At the other end of the valley, you’ll probably see both cyclists and hikers on the Kinsol Trestle. This monumental structure crosses a deep gorge on the nearly complete 76-mile Cowichan Valley Trail, also part of the Trans Canada Trail. Although the Cowichan Valley Trail is not yet finished, the trestle’s restoration in 2011 let users access about 43 contiguous miles.
The tallest wooden trestle in Canada, at 145 feet high and 614 feet long, the Kinsol is one of eight restored trestles on this former railway bed. Trains stopped using the 100-year-old structure in 1979, and after vandals and weather damaged it, authorities had to decide what to do with the increasingly dangerous remains. Enthusiasts convinced local governments and nonprofits to rebuild rather than destroy it, and now the trestle is a symbol of community pride.
Or head for the hills
If steep is more your style, head for the surrounding hills. Local governments have set aside swaths of forest as reserves that are crisscrossed with hiking and mountain-biking trails. Which hill you choose depends on how long you want to hike and what you want to see at the end.
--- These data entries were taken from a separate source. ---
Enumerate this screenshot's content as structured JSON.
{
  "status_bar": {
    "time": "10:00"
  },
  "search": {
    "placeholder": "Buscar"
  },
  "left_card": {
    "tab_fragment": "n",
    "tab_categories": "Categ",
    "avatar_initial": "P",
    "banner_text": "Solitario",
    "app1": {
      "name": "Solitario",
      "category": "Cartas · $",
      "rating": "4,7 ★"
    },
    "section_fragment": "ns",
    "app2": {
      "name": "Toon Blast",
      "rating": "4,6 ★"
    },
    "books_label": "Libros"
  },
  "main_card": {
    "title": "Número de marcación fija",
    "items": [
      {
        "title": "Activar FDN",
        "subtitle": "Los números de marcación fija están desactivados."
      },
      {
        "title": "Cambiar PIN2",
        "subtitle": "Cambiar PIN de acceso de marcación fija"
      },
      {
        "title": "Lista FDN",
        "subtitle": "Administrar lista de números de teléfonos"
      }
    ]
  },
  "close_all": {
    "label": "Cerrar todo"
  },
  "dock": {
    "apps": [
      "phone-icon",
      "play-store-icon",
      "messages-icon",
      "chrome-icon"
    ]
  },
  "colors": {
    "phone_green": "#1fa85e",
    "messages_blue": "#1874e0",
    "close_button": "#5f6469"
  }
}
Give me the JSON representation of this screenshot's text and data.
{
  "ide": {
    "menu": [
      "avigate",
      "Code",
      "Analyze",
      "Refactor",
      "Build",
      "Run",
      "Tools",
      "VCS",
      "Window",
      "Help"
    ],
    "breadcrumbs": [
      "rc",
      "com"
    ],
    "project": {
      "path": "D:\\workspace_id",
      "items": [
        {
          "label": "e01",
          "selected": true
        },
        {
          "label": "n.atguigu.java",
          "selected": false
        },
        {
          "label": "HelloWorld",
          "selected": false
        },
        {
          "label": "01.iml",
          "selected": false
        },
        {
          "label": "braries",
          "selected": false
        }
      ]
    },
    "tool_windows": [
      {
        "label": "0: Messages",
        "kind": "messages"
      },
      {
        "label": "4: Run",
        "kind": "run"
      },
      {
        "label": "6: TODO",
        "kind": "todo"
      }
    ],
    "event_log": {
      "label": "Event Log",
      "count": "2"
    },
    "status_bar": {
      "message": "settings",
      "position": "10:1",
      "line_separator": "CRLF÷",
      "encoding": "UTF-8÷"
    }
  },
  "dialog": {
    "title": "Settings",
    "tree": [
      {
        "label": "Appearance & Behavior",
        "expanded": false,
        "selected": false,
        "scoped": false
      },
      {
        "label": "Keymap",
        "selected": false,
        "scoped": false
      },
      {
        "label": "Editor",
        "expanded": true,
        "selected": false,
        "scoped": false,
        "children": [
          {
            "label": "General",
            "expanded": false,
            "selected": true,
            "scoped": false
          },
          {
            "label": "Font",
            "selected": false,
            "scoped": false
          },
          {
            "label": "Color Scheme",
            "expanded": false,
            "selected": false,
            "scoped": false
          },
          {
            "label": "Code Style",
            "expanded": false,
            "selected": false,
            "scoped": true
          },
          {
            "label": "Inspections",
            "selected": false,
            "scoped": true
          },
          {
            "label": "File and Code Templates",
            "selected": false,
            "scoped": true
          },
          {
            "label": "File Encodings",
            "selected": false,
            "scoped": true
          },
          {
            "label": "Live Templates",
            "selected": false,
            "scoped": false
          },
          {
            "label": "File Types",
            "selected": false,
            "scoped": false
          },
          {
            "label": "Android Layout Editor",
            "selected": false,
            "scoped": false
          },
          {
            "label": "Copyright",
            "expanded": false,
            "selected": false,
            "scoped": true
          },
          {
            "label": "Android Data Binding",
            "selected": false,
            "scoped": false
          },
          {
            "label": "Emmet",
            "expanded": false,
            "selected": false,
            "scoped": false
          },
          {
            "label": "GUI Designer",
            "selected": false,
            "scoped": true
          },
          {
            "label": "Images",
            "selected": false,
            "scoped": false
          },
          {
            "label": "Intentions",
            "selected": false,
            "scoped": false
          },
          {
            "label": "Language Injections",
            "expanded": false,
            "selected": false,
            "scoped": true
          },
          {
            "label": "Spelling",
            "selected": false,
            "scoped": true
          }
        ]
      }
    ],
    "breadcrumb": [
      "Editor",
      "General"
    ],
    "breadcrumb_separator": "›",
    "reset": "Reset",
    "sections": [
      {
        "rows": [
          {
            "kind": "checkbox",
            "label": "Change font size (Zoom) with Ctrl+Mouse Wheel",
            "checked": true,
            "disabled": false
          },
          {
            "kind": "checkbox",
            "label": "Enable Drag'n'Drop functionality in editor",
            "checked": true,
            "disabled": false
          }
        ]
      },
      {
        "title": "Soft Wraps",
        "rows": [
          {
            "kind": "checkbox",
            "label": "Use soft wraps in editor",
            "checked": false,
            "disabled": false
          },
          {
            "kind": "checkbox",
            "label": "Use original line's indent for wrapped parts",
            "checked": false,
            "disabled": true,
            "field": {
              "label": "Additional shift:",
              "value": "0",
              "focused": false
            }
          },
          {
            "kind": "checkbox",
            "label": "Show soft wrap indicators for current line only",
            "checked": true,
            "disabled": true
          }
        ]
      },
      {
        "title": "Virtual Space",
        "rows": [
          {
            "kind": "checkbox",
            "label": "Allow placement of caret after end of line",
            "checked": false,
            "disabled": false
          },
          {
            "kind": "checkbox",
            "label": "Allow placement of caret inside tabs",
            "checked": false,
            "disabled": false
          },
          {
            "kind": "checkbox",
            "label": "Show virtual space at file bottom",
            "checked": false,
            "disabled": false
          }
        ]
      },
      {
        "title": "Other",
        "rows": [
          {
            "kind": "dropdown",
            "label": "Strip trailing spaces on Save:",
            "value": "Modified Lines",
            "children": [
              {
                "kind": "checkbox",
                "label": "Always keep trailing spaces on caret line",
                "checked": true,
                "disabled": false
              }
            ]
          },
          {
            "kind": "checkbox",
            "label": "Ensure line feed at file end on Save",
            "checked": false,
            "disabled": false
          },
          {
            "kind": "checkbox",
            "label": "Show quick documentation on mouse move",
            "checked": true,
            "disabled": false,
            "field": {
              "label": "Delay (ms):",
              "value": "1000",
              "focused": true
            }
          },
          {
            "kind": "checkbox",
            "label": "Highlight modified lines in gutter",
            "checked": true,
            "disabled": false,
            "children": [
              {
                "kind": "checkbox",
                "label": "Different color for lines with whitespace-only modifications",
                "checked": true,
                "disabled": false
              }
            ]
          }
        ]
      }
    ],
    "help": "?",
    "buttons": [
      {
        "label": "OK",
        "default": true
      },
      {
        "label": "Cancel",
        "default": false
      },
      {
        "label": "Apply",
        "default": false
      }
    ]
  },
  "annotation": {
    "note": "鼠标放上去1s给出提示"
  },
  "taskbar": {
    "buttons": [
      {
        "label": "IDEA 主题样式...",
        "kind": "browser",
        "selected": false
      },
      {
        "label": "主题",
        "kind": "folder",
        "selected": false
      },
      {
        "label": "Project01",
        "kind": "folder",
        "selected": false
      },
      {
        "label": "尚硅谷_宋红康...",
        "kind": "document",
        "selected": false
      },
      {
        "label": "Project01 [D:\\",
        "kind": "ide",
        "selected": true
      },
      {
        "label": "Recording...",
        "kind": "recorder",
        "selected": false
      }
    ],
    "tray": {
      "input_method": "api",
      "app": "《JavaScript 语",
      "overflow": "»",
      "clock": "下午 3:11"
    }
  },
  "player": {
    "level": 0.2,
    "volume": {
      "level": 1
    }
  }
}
At Mount Tzouhalem (the “t” is silent), just north of charming Cowichan Bay Village, the first overlook is about 45 minutes up a sheltered trail. It’s another half-hour to fantastic views at the summit.
Right next door, Maple Mountain offers a diverse selection of trails and views of Maple Bay immediately below. Most trails are relatively short, making them ideal for getting your heart pumping before you spend an afternoon investigating farm stands or wineries.
Burning all those calories gives you an excellent excuse to dive into the valley’s culinary delights. The mild climate and fertile valley make this a perfect place for agriculture, and those who aren’t growers seem to be making things from what others have grown.
Wine draws the biggest crowds in summertime. One popular way to combine the best of the valley’s offerings is to do a cycling winery tour with picnics or lunch stops along the way.
The people in “the Cowichan” were as sunny as the weather. It’s not surprising that people in Cowichan Bay Village act the way small-town folks did decades ago: This is the first official “Cittaslow” community in North America. The designation reflects the area’s emphasis on promoting a sense of place and choosing local, neighborly and sustainable over generic and industrialized.
When I stopped in at the Hilary’s Cheese lunch counter on Cowichan Bay’s cozy waterfront, owner Hilary Abbott sat down to give me directions and advice. He shook his head in wonder at people who complain about a lack of parking along the compact waterfront. “People think they have a parking problem, when really what they have is a walking problem,” he said.
I couldn’t help but think that in this walking-friendly part of the world, those folks must be in the minority.
Christy Karras is a Seattle-based freelance writer.